*Task objective:*
If a line in the entries includes "screenshot", show that line.

*** Records for this task

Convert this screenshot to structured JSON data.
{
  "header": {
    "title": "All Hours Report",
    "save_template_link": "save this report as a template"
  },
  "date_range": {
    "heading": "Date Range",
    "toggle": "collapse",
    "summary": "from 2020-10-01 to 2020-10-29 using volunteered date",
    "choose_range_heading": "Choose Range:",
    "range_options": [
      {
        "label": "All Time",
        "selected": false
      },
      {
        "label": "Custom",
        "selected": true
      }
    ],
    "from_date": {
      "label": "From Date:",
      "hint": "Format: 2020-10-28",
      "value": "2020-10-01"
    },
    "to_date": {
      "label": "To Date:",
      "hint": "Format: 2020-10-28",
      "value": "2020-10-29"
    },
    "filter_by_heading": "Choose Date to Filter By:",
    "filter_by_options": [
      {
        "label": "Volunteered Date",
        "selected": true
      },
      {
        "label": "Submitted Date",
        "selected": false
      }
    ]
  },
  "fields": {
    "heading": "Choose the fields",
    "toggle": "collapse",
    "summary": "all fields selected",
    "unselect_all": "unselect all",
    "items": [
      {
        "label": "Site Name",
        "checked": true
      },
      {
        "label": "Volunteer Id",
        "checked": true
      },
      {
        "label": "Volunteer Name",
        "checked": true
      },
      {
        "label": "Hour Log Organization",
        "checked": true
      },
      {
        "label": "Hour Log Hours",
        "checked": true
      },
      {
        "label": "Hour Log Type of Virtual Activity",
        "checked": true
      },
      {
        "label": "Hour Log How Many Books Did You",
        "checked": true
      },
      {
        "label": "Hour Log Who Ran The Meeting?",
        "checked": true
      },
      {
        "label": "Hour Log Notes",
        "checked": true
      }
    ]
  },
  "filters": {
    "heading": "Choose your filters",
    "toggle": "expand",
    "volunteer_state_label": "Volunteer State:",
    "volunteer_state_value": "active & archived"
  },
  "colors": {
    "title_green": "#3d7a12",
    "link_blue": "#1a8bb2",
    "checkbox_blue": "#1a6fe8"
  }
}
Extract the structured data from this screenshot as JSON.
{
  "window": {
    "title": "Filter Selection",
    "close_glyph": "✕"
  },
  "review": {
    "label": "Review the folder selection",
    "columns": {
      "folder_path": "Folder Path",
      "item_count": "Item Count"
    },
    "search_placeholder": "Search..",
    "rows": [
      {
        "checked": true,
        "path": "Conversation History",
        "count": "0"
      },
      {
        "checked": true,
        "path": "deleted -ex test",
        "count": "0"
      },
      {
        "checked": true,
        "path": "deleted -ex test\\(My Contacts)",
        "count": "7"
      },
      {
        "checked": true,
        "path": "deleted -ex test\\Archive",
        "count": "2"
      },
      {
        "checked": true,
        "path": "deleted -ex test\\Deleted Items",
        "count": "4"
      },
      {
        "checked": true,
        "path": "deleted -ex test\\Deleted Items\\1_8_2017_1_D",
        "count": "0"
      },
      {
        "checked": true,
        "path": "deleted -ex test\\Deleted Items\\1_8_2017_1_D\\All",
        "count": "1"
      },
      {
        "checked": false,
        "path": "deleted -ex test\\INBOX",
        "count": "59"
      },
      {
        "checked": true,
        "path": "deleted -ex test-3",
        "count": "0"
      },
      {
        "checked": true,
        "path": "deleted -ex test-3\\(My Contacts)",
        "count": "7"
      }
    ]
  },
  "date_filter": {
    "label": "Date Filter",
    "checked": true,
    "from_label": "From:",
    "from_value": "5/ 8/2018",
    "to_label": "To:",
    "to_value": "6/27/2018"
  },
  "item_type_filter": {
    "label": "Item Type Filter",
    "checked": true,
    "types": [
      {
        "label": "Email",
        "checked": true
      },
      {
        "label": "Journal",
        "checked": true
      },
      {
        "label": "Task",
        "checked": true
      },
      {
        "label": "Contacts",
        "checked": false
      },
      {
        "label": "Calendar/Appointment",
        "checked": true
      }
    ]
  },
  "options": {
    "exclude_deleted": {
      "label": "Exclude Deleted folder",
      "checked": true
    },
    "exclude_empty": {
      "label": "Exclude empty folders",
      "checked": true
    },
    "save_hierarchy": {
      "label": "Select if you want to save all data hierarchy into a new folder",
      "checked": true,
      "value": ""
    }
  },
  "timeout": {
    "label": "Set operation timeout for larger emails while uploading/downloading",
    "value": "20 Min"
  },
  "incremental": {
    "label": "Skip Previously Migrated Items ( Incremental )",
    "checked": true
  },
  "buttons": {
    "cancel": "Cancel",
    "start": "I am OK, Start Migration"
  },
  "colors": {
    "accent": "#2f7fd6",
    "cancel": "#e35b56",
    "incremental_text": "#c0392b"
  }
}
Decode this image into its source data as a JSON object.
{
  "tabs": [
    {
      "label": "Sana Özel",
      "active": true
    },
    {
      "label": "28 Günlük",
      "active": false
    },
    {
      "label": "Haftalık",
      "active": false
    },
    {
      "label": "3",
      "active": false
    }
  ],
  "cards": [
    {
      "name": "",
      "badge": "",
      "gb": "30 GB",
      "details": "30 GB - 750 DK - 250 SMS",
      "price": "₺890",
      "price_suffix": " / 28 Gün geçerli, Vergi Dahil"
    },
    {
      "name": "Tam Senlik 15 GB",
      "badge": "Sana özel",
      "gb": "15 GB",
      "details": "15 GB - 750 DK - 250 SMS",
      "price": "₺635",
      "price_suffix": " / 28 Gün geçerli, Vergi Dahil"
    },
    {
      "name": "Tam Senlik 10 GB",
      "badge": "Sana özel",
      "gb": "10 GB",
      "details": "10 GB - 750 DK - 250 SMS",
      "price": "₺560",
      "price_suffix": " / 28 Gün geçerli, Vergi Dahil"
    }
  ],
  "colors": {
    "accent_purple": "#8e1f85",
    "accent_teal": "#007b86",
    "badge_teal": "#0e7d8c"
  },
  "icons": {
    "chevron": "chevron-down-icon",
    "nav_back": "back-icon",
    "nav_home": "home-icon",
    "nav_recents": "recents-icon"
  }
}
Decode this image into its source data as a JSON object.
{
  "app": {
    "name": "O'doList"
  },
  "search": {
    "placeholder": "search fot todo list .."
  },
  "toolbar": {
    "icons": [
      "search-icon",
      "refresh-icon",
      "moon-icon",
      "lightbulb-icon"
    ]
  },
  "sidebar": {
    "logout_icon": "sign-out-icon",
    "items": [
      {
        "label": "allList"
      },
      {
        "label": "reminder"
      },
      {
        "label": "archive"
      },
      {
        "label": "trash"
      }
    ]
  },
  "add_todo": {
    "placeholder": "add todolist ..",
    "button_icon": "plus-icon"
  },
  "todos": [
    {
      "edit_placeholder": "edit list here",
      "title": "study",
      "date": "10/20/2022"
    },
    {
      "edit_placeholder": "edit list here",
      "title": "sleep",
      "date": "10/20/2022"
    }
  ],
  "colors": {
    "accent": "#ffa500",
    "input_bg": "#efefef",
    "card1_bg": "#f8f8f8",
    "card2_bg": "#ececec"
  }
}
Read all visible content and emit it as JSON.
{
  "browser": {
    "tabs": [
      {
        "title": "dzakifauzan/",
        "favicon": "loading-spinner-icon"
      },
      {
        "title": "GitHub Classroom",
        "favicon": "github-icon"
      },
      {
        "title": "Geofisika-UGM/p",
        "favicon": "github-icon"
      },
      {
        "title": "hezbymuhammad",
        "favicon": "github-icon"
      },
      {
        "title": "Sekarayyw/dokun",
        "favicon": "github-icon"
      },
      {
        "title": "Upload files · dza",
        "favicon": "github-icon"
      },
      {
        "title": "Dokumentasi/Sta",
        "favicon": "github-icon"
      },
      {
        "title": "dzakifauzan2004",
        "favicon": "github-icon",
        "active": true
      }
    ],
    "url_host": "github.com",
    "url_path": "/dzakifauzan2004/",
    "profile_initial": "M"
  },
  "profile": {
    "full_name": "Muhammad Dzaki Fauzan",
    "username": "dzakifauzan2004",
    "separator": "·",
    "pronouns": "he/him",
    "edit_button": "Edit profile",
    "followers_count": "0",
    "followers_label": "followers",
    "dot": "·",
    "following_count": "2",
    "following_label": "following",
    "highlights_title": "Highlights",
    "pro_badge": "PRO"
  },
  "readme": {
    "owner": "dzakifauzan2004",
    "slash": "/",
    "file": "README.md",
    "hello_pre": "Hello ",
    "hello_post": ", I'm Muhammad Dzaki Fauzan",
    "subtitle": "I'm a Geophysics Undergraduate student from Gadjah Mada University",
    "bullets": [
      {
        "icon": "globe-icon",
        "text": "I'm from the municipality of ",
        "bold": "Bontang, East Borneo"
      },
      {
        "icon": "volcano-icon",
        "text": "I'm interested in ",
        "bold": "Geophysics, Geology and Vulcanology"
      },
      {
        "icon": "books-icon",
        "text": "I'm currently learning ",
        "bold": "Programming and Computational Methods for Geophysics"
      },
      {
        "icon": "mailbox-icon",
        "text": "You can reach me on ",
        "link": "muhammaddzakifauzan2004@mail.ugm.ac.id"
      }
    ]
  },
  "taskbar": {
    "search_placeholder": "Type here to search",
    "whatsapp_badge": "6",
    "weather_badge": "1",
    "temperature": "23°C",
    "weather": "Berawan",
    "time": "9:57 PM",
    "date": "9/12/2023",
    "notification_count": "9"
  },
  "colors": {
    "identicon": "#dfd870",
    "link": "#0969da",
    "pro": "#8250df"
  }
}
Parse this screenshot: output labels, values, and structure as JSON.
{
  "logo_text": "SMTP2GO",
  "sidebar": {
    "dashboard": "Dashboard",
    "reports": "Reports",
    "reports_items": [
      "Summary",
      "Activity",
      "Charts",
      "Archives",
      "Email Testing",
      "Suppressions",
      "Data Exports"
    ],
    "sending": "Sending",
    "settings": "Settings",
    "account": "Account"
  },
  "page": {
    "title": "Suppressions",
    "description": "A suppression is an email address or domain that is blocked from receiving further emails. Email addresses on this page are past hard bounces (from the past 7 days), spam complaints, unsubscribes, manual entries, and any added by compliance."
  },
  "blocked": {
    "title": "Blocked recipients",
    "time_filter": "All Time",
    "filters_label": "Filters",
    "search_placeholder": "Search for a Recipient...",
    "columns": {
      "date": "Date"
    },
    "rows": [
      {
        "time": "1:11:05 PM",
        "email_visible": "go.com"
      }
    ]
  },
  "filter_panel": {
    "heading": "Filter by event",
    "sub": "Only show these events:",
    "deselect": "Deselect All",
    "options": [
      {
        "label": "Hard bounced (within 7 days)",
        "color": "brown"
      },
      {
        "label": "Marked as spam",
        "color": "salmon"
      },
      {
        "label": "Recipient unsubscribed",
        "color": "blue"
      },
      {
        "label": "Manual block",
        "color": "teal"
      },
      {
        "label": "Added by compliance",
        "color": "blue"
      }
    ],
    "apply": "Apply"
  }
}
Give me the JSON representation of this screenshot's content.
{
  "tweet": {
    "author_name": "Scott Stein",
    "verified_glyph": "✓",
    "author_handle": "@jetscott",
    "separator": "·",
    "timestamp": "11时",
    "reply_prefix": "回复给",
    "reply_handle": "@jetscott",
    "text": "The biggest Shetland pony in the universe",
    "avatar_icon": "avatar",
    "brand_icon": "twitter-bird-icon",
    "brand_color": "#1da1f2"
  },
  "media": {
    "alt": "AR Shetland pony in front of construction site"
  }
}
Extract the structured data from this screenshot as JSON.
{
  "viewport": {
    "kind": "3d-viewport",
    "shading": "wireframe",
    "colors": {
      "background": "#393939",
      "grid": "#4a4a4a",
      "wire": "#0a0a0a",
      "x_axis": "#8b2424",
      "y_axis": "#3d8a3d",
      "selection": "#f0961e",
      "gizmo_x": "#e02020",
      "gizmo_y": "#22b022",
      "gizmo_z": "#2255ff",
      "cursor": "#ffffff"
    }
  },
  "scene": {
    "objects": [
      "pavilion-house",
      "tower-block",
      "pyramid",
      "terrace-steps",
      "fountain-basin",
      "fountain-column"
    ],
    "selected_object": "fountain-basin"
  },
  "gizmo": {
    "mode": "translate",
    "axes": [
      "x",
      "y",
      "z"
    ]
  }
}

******

*Exercise output:*
Convert this screenshot to structured JSON data.
Extract the structured data from this screenshot as JSON.
Parse this screenshot: output labels, values, and structure as JSON.
Give me the JSON representation of this screenshot's content.
Extract the structured data from this screenshot as JSON.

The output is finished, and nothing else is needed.